**EXERCISE DIRECTIONS**. Please copy each line below that contains the word "adresy".

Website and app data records
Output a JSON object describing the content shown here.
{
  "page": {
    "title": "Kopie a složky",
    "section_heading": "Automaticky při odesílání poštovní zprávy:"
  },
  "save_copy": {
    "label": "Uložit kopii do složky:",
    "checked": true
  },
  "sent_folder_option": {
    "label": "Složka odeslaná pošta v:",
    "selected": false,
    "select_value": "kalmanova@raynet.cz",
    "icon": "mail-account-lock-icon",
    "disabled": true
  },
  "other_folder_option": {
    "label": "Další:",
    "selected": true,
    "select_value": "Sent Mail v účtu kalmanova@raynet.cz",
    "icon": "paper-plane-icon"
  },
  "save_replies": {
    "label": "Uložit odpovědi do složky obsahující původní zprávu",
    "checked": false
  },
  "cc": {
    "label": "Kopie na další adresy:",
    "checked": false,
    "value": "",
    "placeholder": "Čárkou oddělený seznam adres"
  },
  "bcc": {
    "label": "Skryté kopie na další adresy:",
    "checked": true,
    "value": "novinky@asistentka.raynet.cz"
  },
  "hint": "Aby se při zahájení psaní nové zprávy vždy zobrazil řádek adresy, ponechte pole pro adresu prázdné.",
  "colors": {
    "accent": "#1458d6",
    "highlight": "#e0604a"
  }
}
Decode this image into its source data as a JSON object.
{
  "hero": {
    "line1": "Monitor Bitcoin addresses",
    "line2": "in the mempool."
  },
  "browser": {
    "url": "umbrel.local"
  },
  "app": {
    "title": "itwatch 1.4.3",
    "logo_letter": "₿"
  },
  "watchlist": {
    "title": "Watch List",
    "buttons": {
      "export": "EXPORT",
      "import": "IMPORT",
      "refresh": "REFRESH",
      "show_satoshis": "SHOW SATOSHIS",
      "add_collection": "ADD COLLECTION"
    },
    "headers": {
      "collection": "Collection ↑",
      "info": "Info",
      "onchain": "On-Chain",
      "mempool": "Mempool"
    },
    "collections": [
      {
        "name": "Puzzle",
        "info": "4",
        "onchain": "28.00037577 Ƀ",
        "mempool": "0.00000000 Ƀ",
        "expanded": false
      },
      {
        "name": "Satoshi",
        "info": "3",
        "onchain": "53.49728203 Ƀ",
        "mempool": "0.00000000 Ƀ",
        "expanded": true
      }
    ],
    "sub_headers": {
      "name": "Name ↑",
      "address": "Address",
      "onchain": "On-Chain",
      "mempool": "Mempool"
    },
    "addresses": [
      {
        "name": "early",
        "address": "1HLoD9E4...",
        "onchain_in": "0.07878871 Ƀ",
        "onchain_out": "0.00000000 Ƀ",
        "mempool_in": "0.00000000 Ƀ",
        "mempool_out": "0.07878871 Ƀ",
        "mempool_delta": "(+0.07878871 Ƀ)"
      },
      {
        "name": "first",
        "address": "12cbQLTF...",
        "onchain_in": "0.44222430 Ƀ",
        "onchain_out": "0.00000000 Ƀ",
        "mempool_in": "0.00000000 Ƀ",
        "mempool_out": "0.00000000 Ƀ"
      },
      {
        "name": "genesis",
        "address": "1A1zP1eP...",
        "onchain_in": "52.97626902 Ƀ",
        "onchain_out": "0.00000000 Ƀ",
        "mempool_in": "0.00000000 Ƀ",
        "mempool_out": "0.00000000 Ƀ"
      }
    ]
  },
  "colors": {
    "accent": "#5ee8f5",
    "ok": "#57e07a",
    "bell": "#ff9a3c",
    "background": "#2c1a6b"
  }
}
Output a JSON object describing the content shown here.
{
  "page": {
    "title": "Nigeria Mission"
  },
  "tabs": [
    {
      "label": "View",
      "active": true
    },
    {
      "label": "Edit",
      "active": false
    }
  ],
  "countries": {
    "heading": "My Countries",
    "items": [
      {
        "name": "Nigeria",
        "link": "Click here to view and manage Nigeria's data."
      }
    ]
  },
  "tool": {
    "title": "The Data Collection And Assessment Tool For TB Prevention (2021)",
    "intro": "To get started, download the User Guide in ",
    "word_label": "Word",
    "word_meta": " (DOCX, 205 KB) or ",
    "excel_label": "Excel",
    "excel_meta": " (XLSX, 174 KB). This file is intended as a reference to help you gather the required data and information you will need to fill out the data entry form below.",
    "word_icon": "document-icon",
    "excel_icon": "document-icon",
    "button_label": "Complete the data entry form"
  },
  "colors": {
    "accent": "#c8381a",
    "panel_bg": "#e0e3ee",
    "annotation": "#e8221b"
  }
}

**OUTPUT FOR THIS EXERCISE**.
    "label": "Kopie na další adresy:",
    "label": "Skryté kopie na další adresy:",
  "hint": "Aby se při zahájení psaní nové zprávy vždy zobrazil řádek adresy, ponechte pole pro adresu prázdné.",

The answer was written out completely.